───── Data provided ─────
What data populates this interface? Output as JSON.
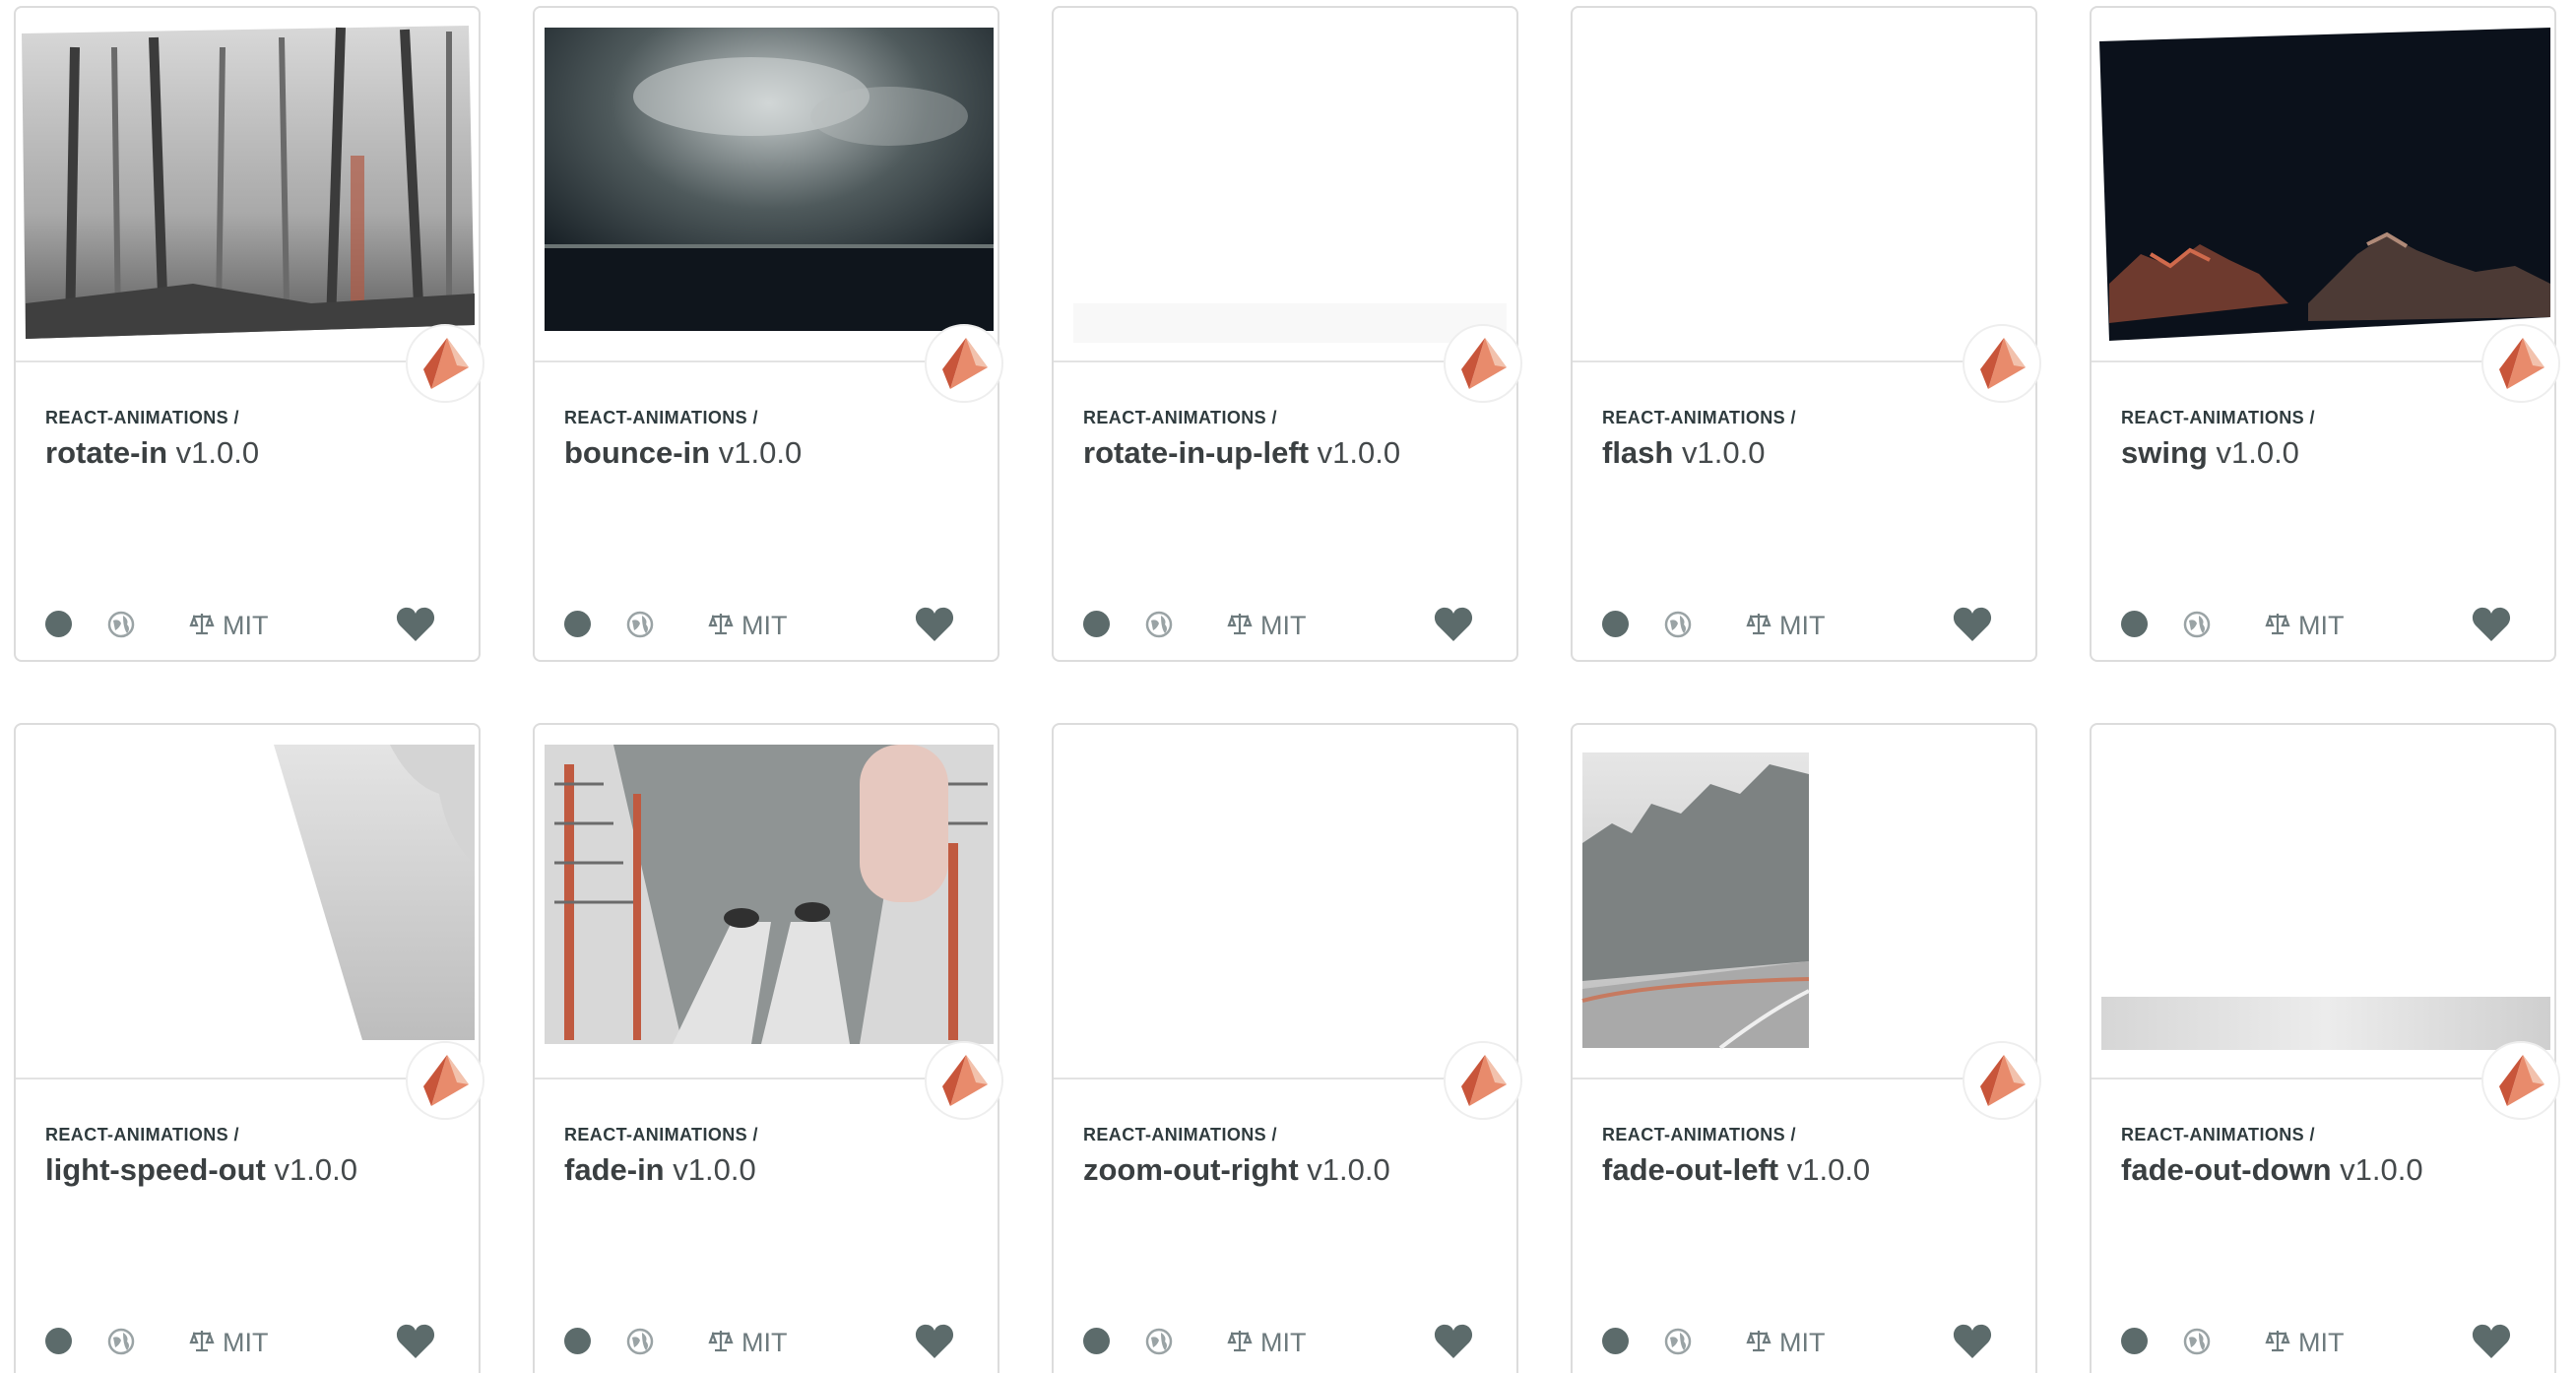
{
  "colors": {
    "accent": "#e06b4a",
    "icon_gray": "#5c6b6b",
    "border": "#dcdcdc"
  },
  "icons": {
    "logo": "diamond-logo-icon",
    "status": "status-dot-icon",
    "visibility": "globe-icon",
    "license": "scale-icon",
    "favorite": "heart-icon"
  },
  "cards": [
    {
      "scope": "REACT-ANIMATIONS /",
      "name": "rotate-in",
      "version": "v1.0.0",
      "license": "MIT"
    },
    {
      "scope": "REACT-ANIMATIONS /",
      "name": "bounce-in",
      "version": "v1.0.0",
      "license": "MIT"
    },
    {
      "scope": "REACT-ANIMATIONS /",
      "name": "rotate-in-up-left",
      "version": "v1.0.0",
      "license": "MIT"
    },
    {
      "scope": "REACT-ANIMATIONS /",
      "name": "flash",
      "version": "v1.0.0",
      "license": "MIT"
    },
    {
      "scope": "REACT-ANIMATIONS /",
      "name": "swing",
      "version": "v1.0.0",
      "license": "MIT"
    },
    {
      "scope": "REACT-ANIMATIONS /",
      "name": "light-speed-out",
      "version": "v1.0.0",
      "license": "MIT"
    },
    {
      "scope": "REACT-ANIMATIONS /",
      "name": "fade-in",
      "version": "v1.0.0",
      "license": "MIT"
    },
    {
      "scope": "REACT-ANIMATIONS /",
      "name": "zoom-out-right",
      "version": "v1.0.0",
      "license": "MIT"
    },
    {
      "scope": "REACT-ANIMATIONS /",
      "name": "fade-out-left",
      "version": "v1.0.0",
      "license": "MIT"
    },
    {
      "scope": "REACT-ANIMATIONS /",
      "name": "fade-out-down",
      "version": "v1.0.0",
      "license": "MIT"
    }
  ]
}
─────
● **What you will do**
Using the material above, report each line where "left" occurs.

● **Task output**
      "name": "rotate-in-up-left",
      "name": "fade-out-left",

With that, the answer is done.